AMC has bought the cable-TV rights to Clint Eastwood’s “Letters From Iwo Jima” and will schedule it as a primetime special event on Feb. 16.
Ed Carroll, president of Rainbow Entertainment Services, parent company of AMC, said Eastwood “so respects the environment we’ve created for movies” that he’s taped a special introduction to the premiere cablecast. After the showing, AMC will run a making-of documentary about the movie.
“Letters From Iwo Jima” cablecast marks the earliest AMC has ever gotten its hands on a theatrical movie, with the pic going directly to the network without any pay TV window. Warner Bros., the pay TV distributor, pitched it to the premium networks, starting with Starz, but the fact that the picture is in Japanese, with English subtitles, proved to be an imposing drawback, though Starz made an offer.

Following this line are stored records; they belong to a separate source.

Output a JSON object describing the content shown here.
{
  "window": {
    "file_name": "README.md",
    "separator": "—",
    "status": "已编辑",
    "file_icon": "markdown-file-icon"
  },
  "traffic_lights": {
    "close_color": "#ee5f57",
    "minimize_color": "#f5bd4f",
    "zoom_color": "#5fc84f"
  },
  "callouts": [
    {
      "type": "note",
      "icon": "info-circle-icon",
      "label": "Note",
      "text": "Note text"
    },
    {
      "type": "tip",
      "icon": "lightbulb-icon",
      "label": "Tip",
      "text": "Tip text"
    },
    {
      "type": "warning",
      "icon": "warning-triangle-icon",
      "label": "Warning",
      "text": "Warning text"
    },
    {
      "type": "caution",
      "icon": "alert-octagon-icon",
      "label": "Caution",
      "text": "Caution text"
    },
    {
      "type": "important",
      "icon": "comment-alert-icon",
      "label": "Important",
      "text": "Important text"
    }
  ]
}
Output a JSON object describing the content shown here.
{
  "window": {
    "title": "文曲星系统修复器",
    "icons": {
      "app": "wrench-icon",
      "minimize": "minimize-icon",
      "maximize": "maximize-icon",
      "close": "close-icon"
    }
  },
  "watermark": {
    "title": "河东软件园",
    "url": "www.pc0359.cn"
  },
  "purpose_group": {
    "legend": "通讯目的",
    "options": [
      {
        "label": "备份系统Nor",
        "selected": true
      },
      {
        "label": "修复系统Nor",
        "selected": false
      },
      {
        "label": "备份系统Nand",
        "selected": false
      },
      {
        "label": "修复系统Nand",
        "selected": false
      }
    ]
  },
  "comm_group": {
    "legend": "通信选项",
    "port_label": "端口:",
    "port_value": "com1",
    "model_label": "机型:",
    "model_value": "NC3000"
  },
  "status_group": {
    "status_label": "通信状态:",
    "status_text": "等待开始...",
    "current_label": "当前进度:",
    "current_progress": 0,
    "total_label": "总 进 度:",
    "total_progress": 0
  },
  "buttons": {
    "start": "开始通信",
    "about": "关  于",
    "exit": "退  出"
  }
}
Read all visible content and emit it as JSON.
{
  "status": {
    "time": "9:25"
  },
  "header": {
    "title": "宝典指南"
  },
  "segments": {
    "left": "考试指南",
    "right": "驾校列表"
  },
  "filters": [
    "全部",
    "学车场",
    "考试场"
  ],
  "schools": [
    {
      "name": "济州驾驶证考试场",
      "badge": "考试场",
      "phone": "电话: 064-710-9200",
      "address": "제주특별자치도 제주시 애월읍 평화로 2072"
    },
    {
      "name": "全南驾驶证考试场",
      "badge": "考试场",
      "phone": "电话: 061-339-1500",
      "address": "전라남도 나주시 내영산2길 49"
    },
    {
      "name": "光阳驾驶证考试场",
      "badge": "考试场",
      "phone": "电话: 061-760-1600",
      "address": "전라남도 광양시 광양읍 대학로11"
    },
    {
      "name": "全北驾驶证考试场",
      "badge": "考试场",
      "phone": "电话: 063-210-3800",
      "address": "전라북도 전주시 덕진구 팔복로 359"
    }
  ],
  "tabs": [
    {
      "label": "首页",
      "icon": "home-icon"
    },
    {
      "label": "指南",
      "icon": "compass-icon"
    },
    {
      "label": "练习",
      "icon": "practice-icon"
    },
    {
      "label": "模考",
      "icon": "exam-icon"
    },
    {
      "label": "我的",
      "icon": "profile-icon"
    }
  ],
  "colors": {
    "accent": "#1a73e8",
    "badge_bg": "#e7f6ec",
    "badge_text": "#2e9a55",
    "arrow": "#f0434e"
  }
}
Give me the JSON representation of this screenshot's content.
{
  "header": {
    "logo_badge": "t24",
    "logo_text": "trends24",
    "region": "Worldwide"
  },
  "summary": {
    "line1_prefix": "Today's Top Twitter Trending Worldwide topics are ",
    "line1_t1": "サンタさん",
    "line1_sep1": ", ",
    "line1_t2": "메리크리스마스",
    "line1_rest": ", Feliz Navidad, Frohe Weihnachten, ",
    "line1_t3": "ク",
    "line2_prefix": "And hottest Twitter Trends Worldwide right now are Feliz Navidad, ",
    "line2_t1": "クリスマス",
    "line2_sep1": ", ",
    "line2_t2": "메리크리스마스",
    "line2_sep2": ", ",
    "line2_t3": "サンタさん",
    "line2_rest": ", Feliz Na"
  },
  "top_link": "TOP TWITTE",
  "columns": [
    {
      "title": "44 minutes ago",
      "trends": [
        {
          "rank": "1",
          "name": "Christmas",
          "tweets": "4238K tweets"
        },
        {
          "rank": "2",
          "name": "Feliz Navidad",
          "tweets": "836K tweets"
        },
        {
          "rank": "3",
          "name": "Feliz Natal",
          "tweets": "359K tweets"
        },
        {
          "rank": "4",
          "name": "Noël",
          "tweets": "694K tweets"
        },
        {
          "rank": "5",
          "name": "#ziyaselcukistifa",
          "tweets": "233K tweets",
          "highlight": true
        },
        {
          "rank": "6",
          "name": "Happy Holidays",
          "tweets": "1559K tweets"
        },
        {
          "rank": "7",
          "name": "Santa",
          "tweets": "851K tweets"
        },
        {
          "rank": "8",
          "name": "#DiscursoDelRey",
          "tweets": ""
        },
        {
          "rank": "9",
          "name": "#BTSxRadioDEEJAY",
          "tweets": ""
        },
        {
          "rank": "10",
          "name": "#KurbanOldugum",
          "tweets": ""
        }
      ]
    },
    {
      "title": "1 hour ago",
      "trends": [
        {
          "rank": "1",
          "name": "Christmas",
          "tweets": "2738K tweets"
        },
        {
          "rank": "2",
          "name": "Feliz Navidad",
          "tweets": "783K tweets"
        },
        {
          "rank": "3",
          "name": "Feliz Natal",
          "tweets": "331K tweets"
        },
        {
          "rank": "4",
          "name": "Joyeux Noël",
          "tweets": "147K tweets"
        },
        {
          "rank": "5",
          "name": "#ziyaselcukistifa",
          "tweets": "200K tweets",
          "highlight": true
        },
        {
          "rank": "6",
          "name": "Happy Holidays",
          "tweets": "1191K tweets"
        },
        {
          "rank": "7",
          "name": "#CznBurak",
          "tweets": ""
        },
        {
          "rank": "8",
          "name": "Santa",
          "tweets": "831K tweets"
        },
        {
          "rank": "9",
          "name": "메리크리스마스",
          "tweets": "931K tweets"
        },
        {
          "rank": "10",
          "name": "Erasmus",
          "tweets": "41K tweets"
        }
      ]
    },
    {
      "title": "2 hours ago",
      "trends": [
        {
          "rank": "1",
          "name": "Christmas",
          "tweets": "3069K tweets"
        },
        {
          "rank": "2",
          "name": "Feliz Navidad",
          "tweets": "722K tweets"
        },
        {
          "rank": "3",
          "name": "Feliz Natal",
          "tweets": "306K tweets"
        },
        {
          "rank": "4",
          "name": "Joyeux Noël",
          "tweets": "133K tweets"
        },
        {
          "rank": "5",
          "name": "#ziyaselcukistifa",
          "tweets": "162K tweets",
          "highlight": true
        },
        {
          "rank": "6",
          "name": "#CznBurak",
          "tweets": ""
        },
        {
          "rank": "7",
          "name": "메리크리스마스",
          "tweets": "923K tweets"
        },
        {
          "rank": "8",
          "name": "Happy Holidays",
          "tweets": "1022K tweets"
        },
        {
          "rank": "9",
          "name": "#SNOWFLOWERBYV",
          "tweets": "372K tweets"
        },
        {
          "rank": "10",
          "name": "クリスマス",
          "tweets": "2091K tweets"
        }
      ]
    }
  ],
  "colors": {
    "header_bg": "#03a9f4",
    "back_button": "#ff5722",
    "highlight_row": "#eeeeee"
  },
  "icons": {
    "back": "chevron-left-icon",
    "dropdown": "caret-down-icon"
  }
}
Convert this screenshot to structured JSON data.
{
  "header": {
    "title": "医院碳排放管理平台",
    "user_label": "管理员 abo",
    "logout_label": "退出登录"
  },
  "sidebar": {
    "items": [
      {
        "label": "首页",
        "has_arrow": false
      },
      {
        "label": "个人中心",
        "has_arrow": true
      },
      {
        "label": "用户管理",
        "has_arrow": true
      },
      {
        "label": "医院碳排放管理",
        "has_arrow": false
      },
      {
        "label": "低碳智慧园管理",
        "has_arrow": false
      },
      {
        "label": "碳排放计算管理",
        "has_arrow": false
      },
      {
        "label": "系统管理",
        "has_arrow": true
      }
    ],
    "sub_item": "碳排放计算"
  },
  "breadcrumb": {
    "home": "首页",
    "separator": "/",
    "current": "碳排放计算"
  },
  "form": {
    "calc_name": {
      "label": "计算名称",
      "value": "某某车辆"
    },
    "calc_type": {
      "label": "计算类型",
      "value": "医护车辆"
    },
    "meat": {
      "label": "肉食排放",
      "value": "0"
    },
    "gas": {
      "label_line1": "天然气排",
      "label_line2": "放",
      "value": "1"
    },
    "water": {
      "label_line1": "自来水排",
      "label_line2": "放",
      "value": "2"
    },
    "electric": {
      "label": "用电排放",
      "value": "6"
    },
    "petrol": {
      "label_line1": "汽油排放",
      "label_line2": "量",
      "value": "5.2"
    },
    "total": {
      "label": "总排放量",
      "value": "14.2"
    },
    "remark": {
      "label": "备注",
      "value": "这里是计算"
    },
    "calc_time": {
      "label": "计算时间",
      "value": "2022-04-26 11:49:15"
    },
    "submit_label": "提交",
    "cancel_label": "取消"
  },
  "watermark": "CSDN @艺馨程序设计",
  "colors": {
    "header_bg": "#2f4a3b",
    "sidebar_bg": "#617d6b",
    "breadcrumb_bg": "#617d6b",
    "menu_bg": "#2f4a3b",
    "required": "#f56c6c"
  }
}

Despite substantial critical acclaim, “Letters From Iwo Jima” ended its domestic B.O. run with only $13.7 million.
AMC bought “Iwo Jima” in a one-off, multirun/multiyear deal; the movie is not part of a package.
As a general rule, the cabler doesn’t buy the first network window to big-grossing theatrical movies because the cost is too high. The net prefers to go with older, less expensive pics that can still draw a substantial audience of movie lovers who gravitate to AMC because it schedules more pictures than any other basic-cable network except Turner Classic Movies.